After what seemed like a million, bajillion years, we finally reached the dirt road. I was very familiar with the road because I’d gone back on it last year several times to run in my friends Michelle, then Tony, then Ryan and Derek (just before they did the sweetest double heel click finish line photo ever known to man!) I did not feel like a heel click, but it did make me emotional thinking of my friends and I missed them all and was eager to get done with the race and be with everyone again. I knew the road was about 3/4 of a mile (and this of course was the same road we’d started the race on a million hours ago) and when we got close enough to hear the buzz of the generators, I started to stumble faster, tugging my blanket closer to keep out the freezing cold as I started to run again. And, then we rounded the corner and the people who were amazingly still up at 1:15 am clapped and cheered for me. Day had caught up and passed me in the final section, so they were welcoming in the last runner — who had been among the first to jump on the course at 4 am the day before. The first shall be last was my story. And as I approached the finish line, tears just came spilling down my tired, frozen cheeks. All I wanted to do was stop. To lay down. To be done! And, then I was.
My husband wrapped his strong arms around me and told me he was so proud of me and I just sobbed. Davina’s cute little son, Tanner handed me my amazing double horseshoe finisher prize (the absolute COOLEST finisher award I have ever owned!)

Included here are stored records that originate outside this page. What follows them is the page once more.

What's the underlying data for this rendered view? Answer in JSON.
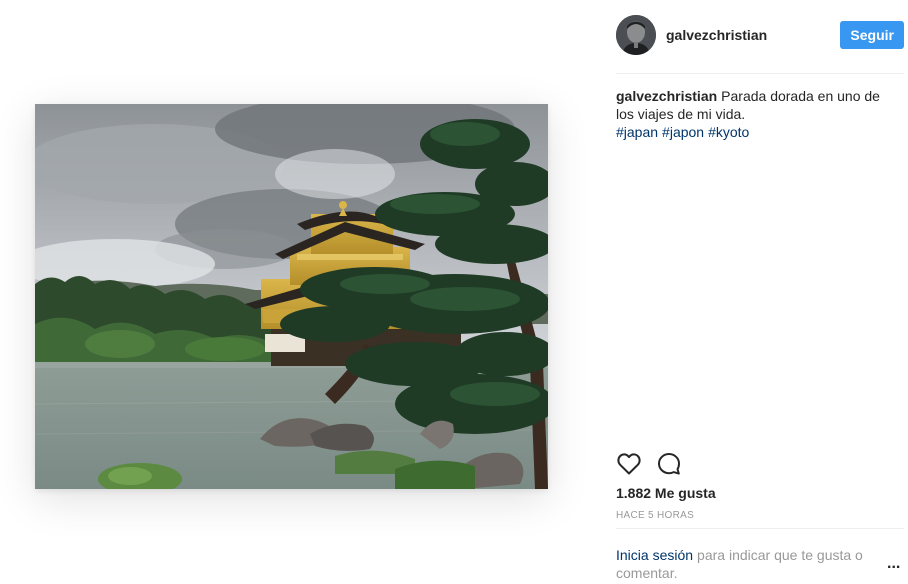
{
  "post": {
    "image_alt": "Pabellón dorado rodeado de pinos junto a un estanque",
    "author": "galvezchristian",
    "follow_label": "Seguir",
    "caption_text": "Parada dorada en uno de los viajes de mi vida.",
    "hashtags": [
      "#japan",
      "#japon",
      "#kyoto"
    ],
    "likes_text": "1.882 Me gusta",
    "time_text": "HACE 5 HORAS",
    "login_link": "Inicia sesión",
    "login_text": "para indicar que te gusta o comentar.",
    "more_label": "..."
  },
  "icons": {
    "avatar": "avatar",
    "like": "heart-icon",
    "comment": "comment-icon",
    "more": "more-options-icon"
  },
  "colors": {
    "follow_button": "#3897f0",
    "link": "#003569",
    "muted": "#999999",
    "text": "#262626"
  }
}
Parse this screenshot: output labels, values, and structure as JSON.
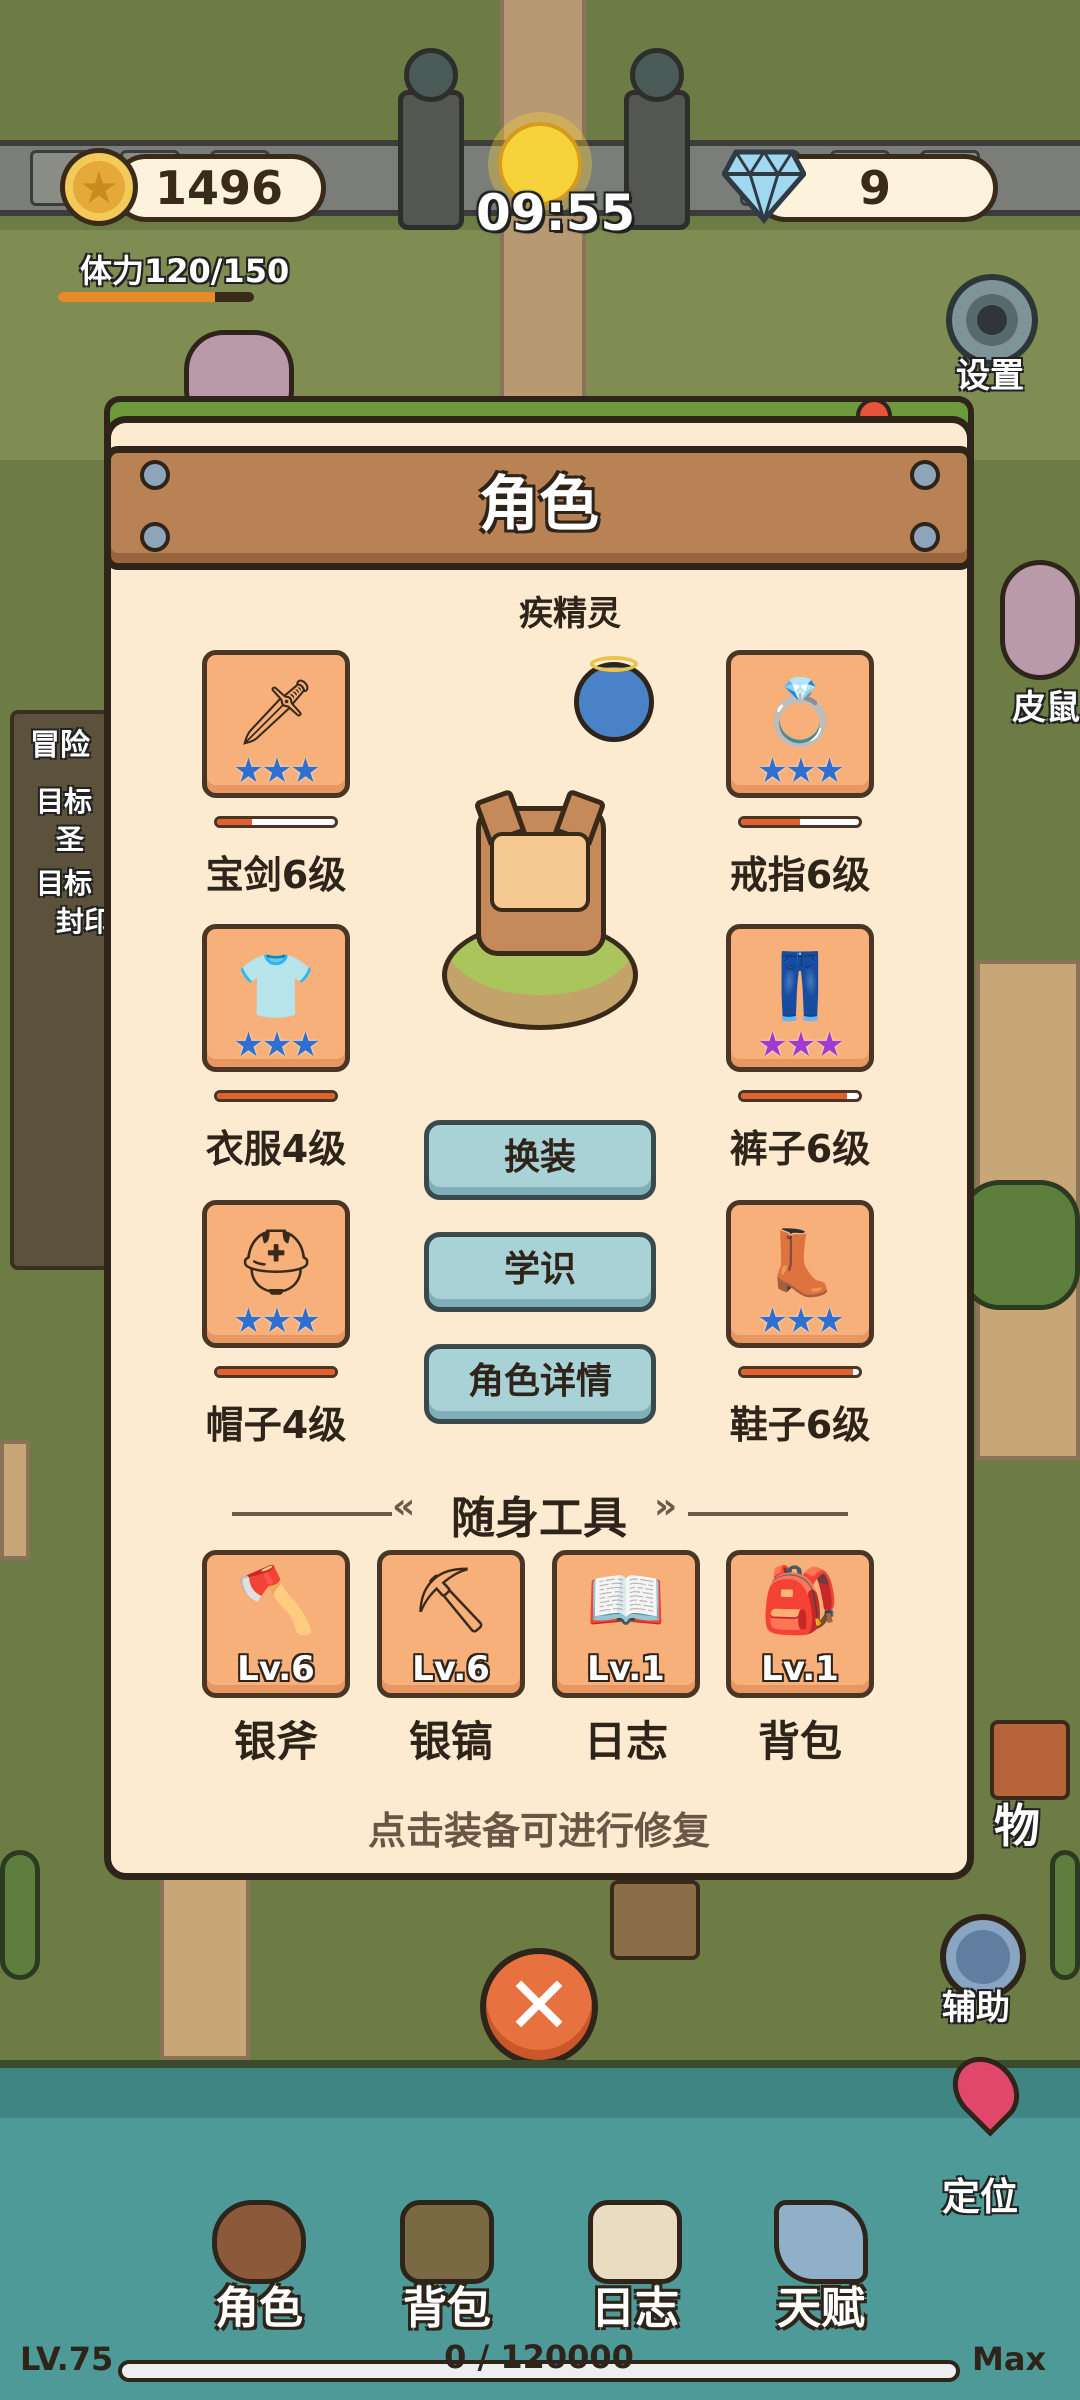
{
  "hud": {
    "coins": "1496",
    "time": "09:55",
    "gems": "9",
    "stamina_text": "体力120/150",
    "stamina_fraction": 0.8,
    "settings_label": "设置"
  },
  "background": {
    "left_labels": [
      "冒险",
      "目标",
      "圣",
      "目标",
      "封印"
    ],
    "right_labels": [
      "皮鼠",
      "物",
      "辅助",
      "定位"
    ]
  },
  "panel": {
    "title": "角色",
    "spirit_name": "疾精灵",
    "equipment": [
      {
        "slot": "sword",
        "label": "宝剑6级",
        "icon": "🗡",
        "stars": 3,
        "star_color": "blue",
        "durability": 0.3
      },
      {
        "slot": "ring",
        "label": "戒指6级",
        "icon": "💍",
        "stars": 3,
        "star_color": "blue",
        "durability": 0.5
      },
      {
        "slot": "clothes",
        "label": "衣服4级",
        "icon": "👕",
        "stars": 3,
        "star_color": "blue",
        "durability": 1.0
      },
      {
        "slot": "pants",
        "label": "裤子6级",
        "icon": "👖",
        "stars": 3,
        "star_color": "purple",
        "durability": 0.9
      },
      {
        "slot": "hat",
        "label": "帽子4级",
        "icon": "⛑",
        "stars": 3,
        "star_color": "blue",
        "durability": 1.0
      },
      {
        "slot": "shoes",
        "label": "鞋子6级",
        "icon": "👢",
        "stars": 3,
        "star_color": "blue",
        "durability": 0.95
      }
    ],
    "buttons": {
      "change_outfit": "换装",
      "knowledge": "学识",
      "character_details": "角色详情"
    },
    "tools_title": "随身工具",
    "tools": [
      {
        "name": "银斧",
        "level": "Lv.6",
        "icon": "🪓"
      },
      {
        "name": "银镐",
        "level": "Lv.6",
        "icon": "⛏"
      },
      {
        "name": "日志",
        "level": "Lv.1",
        "icon": "📖"
      },
      {
        "name": "背包",
        "level": "Lv.1",
        "icon": "🎒"
      }
    ],
    "hint": "点击装备可进行修复",
    "close_symbol": "✕"
  },
  "bottom_nav": {
    "items": [
      {
        "label": "角色"
      },
      {
        "label": "背包"
      },
      {
        "label": "日志"
      },
      {
        "label": "天赋"
      }
    ],
    "level": "LV.75",
    "xp_text": "0 / 120000",
    "max": "Max",
    "xp_fraction": 0.0
  },
  "colors": {
    "panel_bg": "#fcebd1",
    "slot_orange": "#f8b07a",
    "button_teal": "#a8d2d6",
    "close_orange": "#e7723f",
    "water": "#4e9a98"
  }
}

It had taken me 21 hours and 15 minutes to run the 100k about 3 hours later than I’d hoped to do. I had traveled over 68.5 miles. I was exhausted. I had done it! I asked my husband to help me get to the camper so I could get warm. As soon as I stumbled into the blazing heat, I was overwhelmed with gratitude that he’d gotten it toasty for me. And, there I was again, just as before, in the warm camper, but this time caked in mud and sweat and tears. I laid down on the bed and closed my eyes and forgot about the pain and the miles and slept the sleep of the righteous (as Dennis always says to us after a race we’ve finished!)